One user even asked if my final video would be uploaded to PeerTube and another pointed out that it’s not just Mastodon, and that I should also mention the entire Fediverse. Which, I did do.
Alright, by now you’re probably thinking: stop your sales talk already. Nothing can be this good! And yes, there are some drawbacks. For starters: money. Running a Mastodon or any other instance comes with the costs of running servers and maintaining them.
To recover that, most instance owners dependent on donations from their users. Selling ads is not possible. So before ActivityPub can really take off, we might have to look into this problem. Otherwise we could see a lot of instances being born, but a lot of them might also die quickly because of a lack of funding.

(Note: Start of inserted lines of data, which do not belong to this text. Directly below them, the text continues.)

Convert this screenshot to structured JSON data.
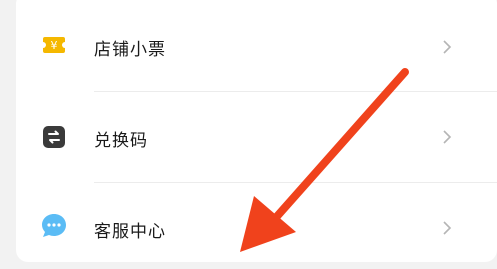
{
  "menu": {
    "items": [
      {
        "label": "店铺小票",
        "icon": "receipt-ticket-icon"
      },
      {
        "label": "兑换码",
        "icon": "exchange-icon"
      },
      {
        "label": "客服中心",
        "icon": "chat-bubble-icon"
      }
    ]
  },
  "colors": {
    "ticket_icon": "#f5b800",
    "exchange_icon": "#3a3a3a",
    "chat_icon": "#5bbcf5",
    "arrow": "#f0421c"
  }
}
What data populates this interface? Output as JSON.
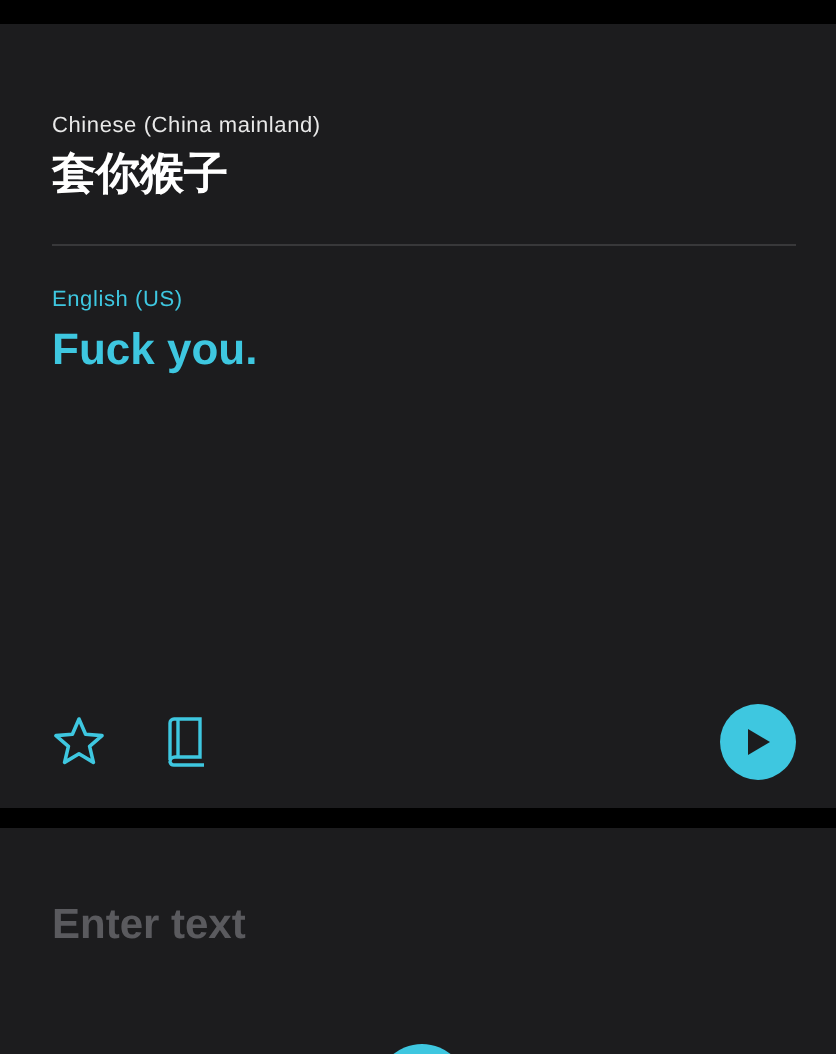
{
  "translation": {
    "source_language": "Chinese (China mainland)",
    "source_text": "套你猴子",
    "target_language": "English (US)",
    "target_text": "Fuck you."
  },
  "input": {
    "placeholder": "Enter text"
  }
}
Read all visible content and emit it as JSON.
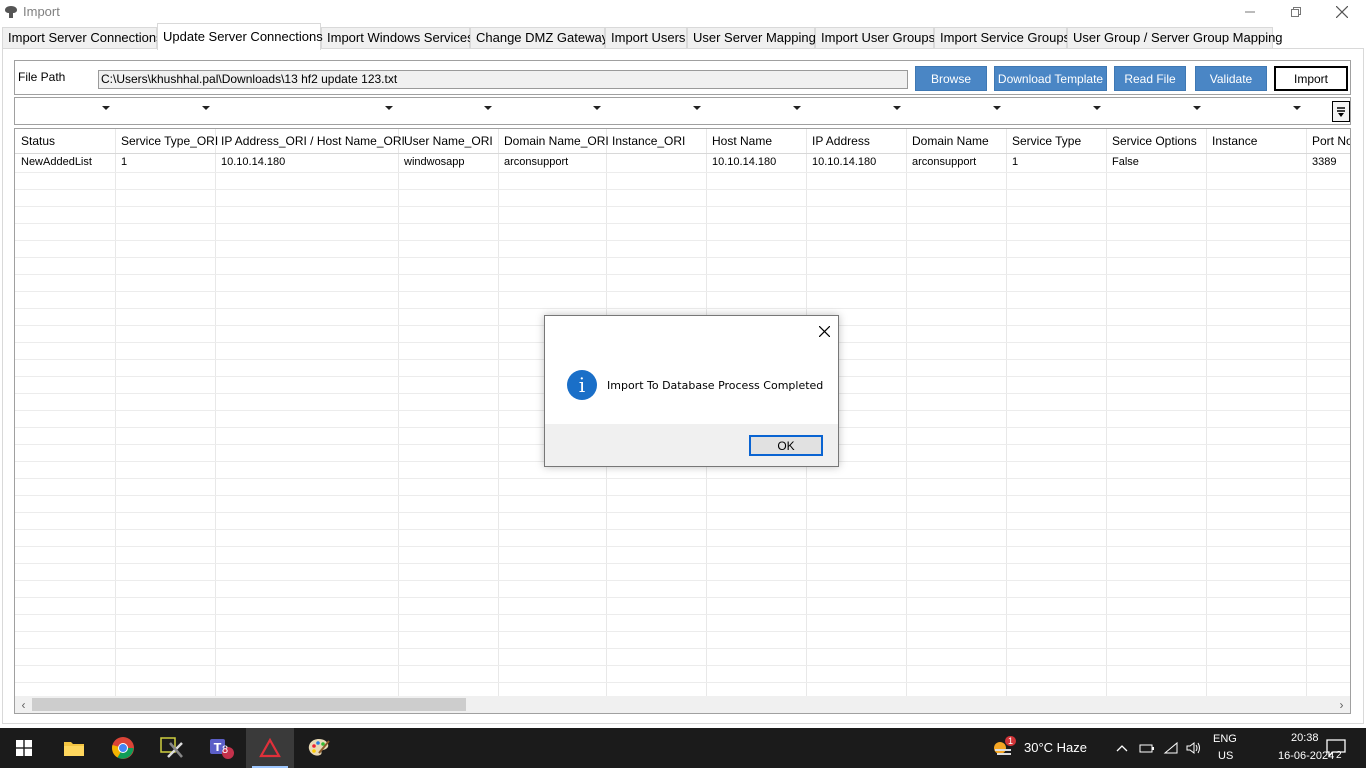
{
  "window": {
    "title": "Import"
  },
  "tabs": [
    {
      "label": "Import Server Connections"
    },
    {
      "label": "Update Server Connections"
    },
    {
      "label": "Import Windows Services"
    },
    {
      "label": "Change DMZ Gateway"
    },
    {
      "label": "Import Users"
    },
    {
      "label": "User Server Mapping"
    },
    {
      "label": "Import User Groups"
    },
    {
      "label": "Import Service Groups"
    },
    {
      "label": "User Group / Server Group Mapping"
    }
  ],
  "file_panel": {
    "label": "File Path",
    "path_value": "C:\\Users\\khushhal.pal\\Downloads\\13 hf2 update 123.txt",
    "browse": "Browse",
    "download_template": "Download Template",
    "read_file": "Read File",
    "validate": "Validate",
    "import": "Import"
  },
  "grid": {
    "columns": [
      "Status",
      "Service Type_ORI",
      "IP Address_ORI / Host Name_ORI",
      "User Name_ORI",
      "Domain Name_ORI",
      "Instance_ORI",
      "Host Name",
      "IP Address",
      "Domain Name",
      "Service Type",
      "Service Options",
      "Instance",
      "Port No"
    ],
    "rows": [
      [
        "NewAddedList",
        "1",
        "10.10.14.180",
        "windwosapp",
        "arconsupport",
        "",
        "10.10.14.180",
        "10.10.14.180",
        "arconsupport",
        "1",
        "False",
        "",
        "3389"
      ]
    ]
  },
  "dialog": {
    "message": "Import To Database Process Completed",
    "ok": "OK",
    "icon": "info-icon"
  },
  "taskbar": {
    "weather_badge": "1",
    "weather": "30°C  Haze",
    "lang_top": "ENG",
    "lang_bottom": "US",
    "time": "20:38",
    "date": "16-06-2024",
    "teams_badge": "8",
    "notification_count": "2"
  },
  "colors": {
    "accent": "#4a86c5",
    "dialog_icon": "#1a6fc8",
    "taskbar": "#1b1b1b"
  }
}
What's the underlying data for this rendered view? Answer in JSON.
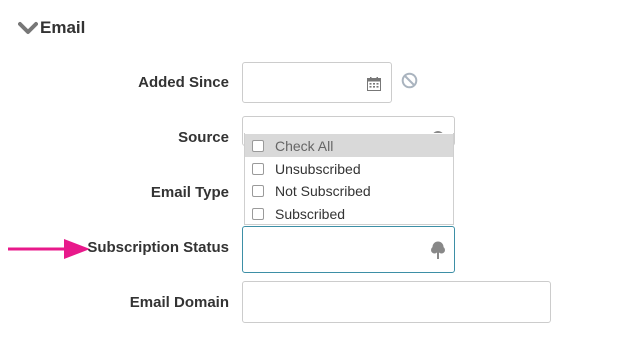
{
  "section": {
    "title": "Email",
    "chevron_icon": "chevron-down-icon"
  },
  "fields": {
    "added_since": {
      "label": "Added Since",
      "value": "",
      "icon": "calendar-icon",
      "clear_icon": "cancel-icon"
    },
    "source": {
      "label": "Source",
      "value": ""
    },
    "email_type": {
      "label": "Email Type"
    },
    "subscription_status": {
      "label": "Subscription Status",
      "value": "",
      "icon": "tree-icon"
    },
    "email_domain": {
      "label": "Email Domain",
      "value": ""
    }
  },
  "dropdown": {
    "options": [
      {
        "label": "Check All",
        "checked": false,
        "highlighted": true
      },
      {
        "label": "Unsubscribed",
        "checked": false,
        "highlighted": false
      },
      {
        "label": "Not Subscribed",
        "checked": false,
        "highlighted": false
      },
      {
        "label": "Subscribed",
        "checked": false,
        "highlighted": false
      }
    ]
  },
  "annotation": {
    "arrow_color": "#e8198b"
  },
  "colors": {
    "focus_border": "#3d8fa6",
    "text": "#333333",
    "field_border": "#cccccc"
  }
}
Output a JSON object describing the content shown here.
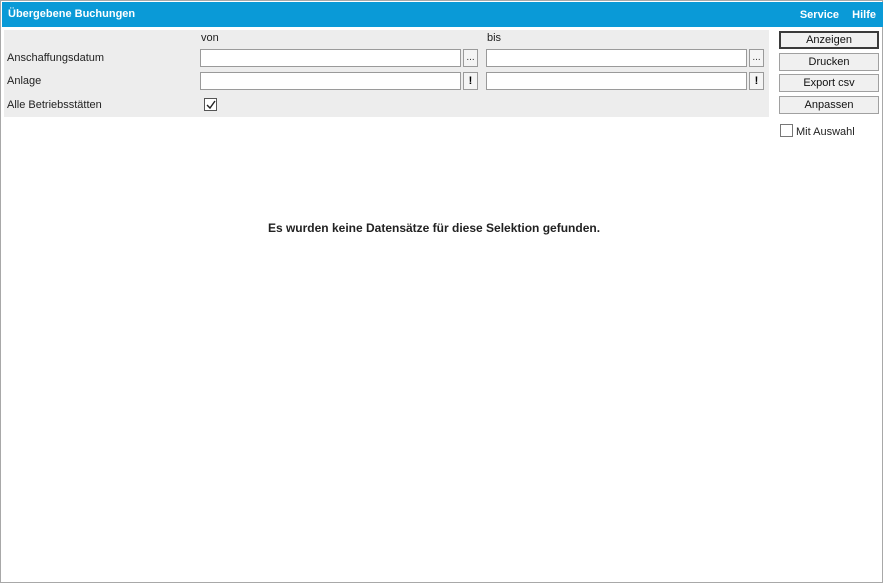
{
  "window": {
    "title": "Übergebene Buchungen",
    "menu": [
      {
        "label": "Service"
      },
      {
        "label": "Hilfe"
      }
    ]
  },
  "filter": {
    "col_von": "von",
    "col_bis": "bis",
    "rows": {
      "anschaffungsdatum": {
        "label": "Anschaffungsdatum",
        "von_value": "",
        "bis_value": "",
        "picker_glyph": "..."
      },
      "anlage": {
        "label": "Anlage",
        "von_value": "",
        "bis_value": "",
        "lookup_glyph": "!"
      },
      "betriebsstaetten": {
        "label": "Alle Betriebsstätten",
        "checked": true
      }
    }
  },
  "actions": {
    "anzeigen": "Anzeigen",
    "drucken": "Drucken",
    "export_csv": "Export csv",
    "anpassen": "Anpassen",
    "mit_auswahl": {
      "label": "Mit Auswahl",
      "checked": false
    }
  },
  "result": {
    "message": "Es wurden keine Datensätze für diese Selektion gefunden."
  },
  "colors": {
    "titlebar": "#0a9ad7",
    "panel": "#ededed"
  }
}
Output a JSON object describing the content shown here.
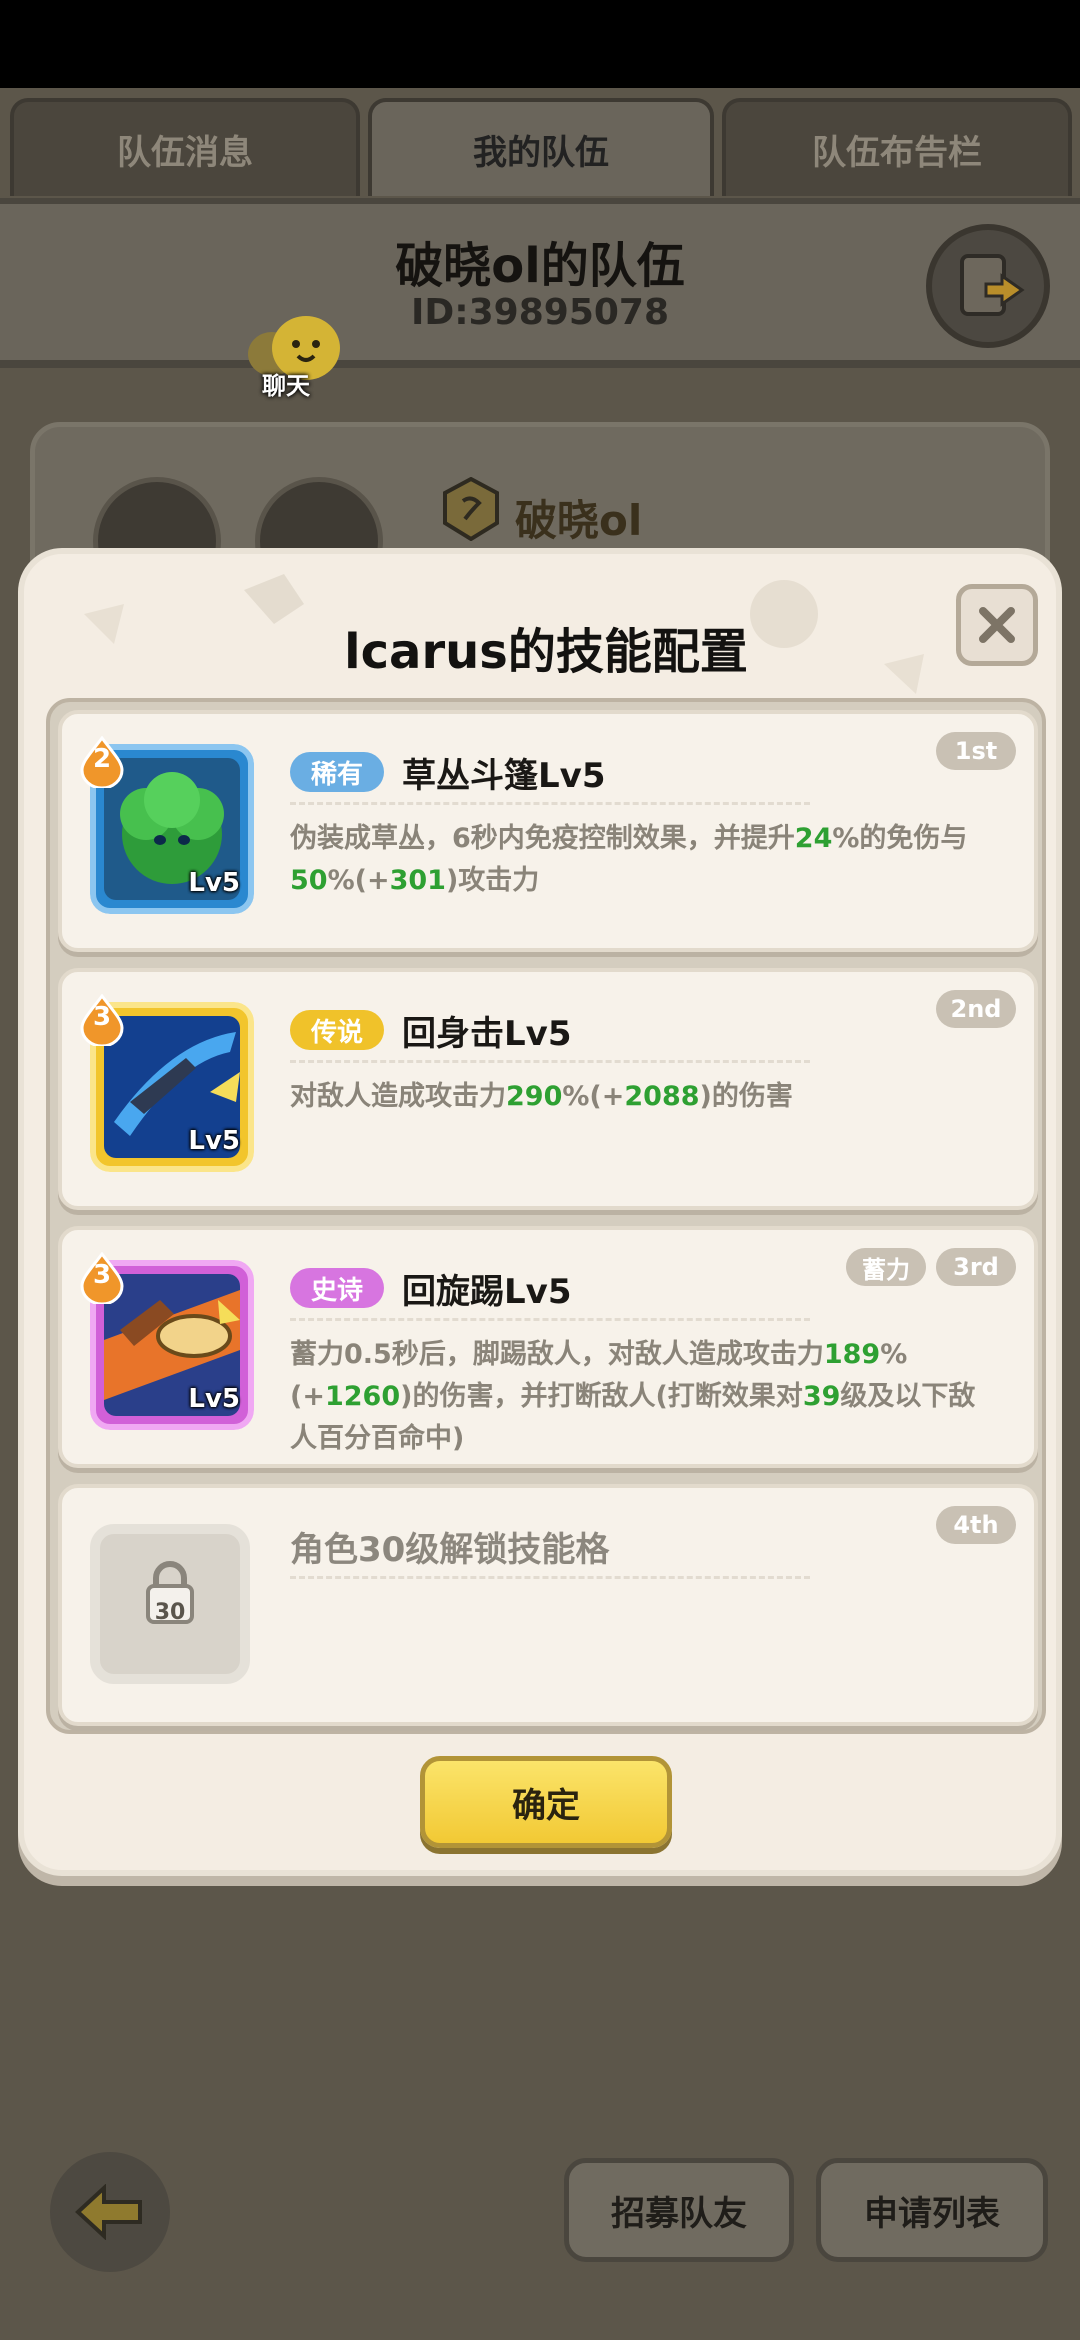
{
  "tabs": [
    {
      "label": "队伍消息",
      "active": false
    },
    {
      "label": "我的队伍",
      "active": true
    },
    {
      "label": "队伍布告栏",
      "active": false
    }
  ],
  "team": {
    "name": "破晓ol的队伍",
    "id_text": "ID:39895078",
    "chat_label": "聊天",
    "member_name": "破晓ol"
  },
  "modal": {
    "title": "lcarus的技能配置",
    "confirm_label": "确定",
    "skills": [
      {
        "order": "1st",
        "stars": "2",
        "rarity": "稀有",
        "rarity_color": "#6aaee3",
        "name": "草丛斗篷Lv5",
        "level": "Lv5",
        "desc_parts": [
          "伪装成草丛，6秒内免疫控制效果，并提升",
          "24",
          "%的免伤与",
          "50",
          "%(+",
          "301",
          ")攻击力"
        ]
      },
      {
        "order": "2nd",
        "stars": "3",
        "rarity": "传说",
        "rarity_color": "#f0c22a",
        "name": "回身击Lv5",
        "level": "Lv5",
        "desc_parts": [
          "对敌人造成攻击力",
          "290",
          "%(+",
          "2088",
          ")的伤害"
        ]
      },
      {
        "order": "3rd",
        "charge": "蓄力",
        "stars": "3",
        "rarity": "史诗",
        "rarity_color": "#d775e0",
        "name": "回旋踢Lv5",
        "level": "Lv5",
        "desc_parts": [
          "蓄力0.5秒后，脚踢敌人，对敌人造成攻击力",
          "189",
          "%(+",
          "1260",
          ")的伤害，并打断敌人(打断效果对",
          "39",
          "级及以下敌人百分百命中)"
        ]
      },
      {
        "order": "4th",
        "locked_text": "角色30级解锁技能格",
        "lock_level": "30"
      }
    ]
  },
  "bottom": {
    "recruit_label": "招募队友",
    "apply_list_label": "申请列表"
  },
  "colors": {
    "green_value": "#2ea032",
    "confirm_yellow": "#f5d13f"
  }
}
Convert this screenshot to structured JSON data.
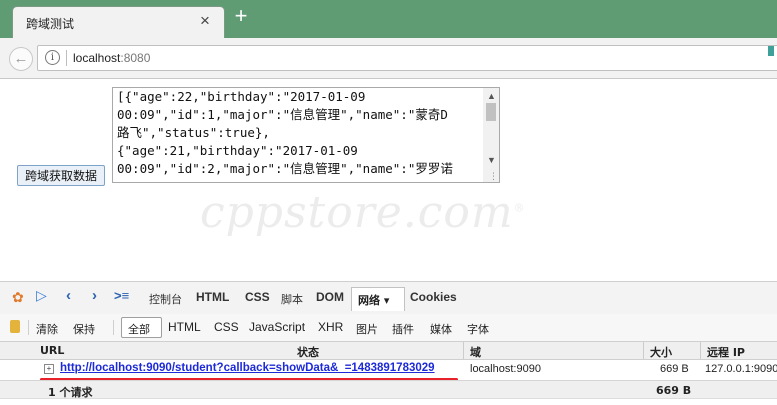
{
  "tab": {
    "title": "跨域测试",
    "close": "×",
    "new_tab": "+"
  },
  "address": {
    "info": "i",
    "host": "localhost",
    "port": ":8080"
  },
  "page": {
    "button_label": "跨域获取数据",
    "textarea_lines": [
      "[{\"age\":22,\"birthday\":\"2017-01-09",
      "00:09\",\"id\":1,\"major\":\"信息管理\",\"name\":\"蒙奇D",
      "路飞\",\"status\":true},",
      "{\"age\":21,\"birthday\":\"2017-01-09",
      "00:09\",\"id\":2,\"major\":\"信息管理\",\"name\":\"罗罗诺"
    ],
    "watermark": "cppstore.com",
    "watermark_mark": "®"
  },
  "firebug": {
    "tabs": [
      "控制台",
      "HTML",
      "CSS",
      "脚本",
      "DOM",
      "网络 ▾",
      "Cookies"
    ],
    "filters": [
      "清除",
      "保持",
      "全部",
      "HTML",
      "CSS",
      "JavaScript",
      "XHR",
      "图片",
      "插件",
      "媒体",
      "字体"
    ],
    "columns": {
      "url": "URL",
      "status": "状态",
      "domain": "域",
      "size": "大小",
      "remote_ip": "远程 IP"
    },
    "request": {
      "url": "http://localhost:9090/student?callback=showData&_=1483891783029",
      "domain": "localhost:9090",
      "size": "669 B",
      "remote_ip": "127.0.0.1:9090"
    },
    "summary": {
      "count": "1 个请求",
      "total_size": "669 B"
    }
  },
  "colors": {
    "tabstrip": "#5f9c74",
    "link": "#1d2ad8",
    "highlight_line": "#e8212b"
  }
}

The second possible downside is adoption. The Fediverse is, in my opinion, a revolutionary idea. One that could interconnect many social services together. But it’s all worth nothing if it’s not being used.
Over the years there have been quite a few attempts at decentralizing social media with projects like GNU social or Diaspora. All of which had limited success. They weren’t build on the ActivityPub protocol and that might have limited their successes.
One this is for sure though, Mastodon is picking up steam. Fun side effect: it’s very popular amongst Japanese people. Cultural differences make them feel unwelcome on Twitter and so many Mastodon instances are created by Japanese people, for Japanese people. Really cool!
But back on topic: currently there are over 6500 Mastodon instances worldwide, who serve a total of 2 million users. That’s nothing compared to giants like Twitter and Facebook but it does indicate that there is an interest for something else. Something better and more community driven.
So that was it for this video. Would you consider signing up for Mastodon or another platform on the Fediverse? Let me know your thoughts in the comments below and follow me on Mastodon.
This video wouldn't be possible without the work of others. Here are the sources I've used during my research & script writing: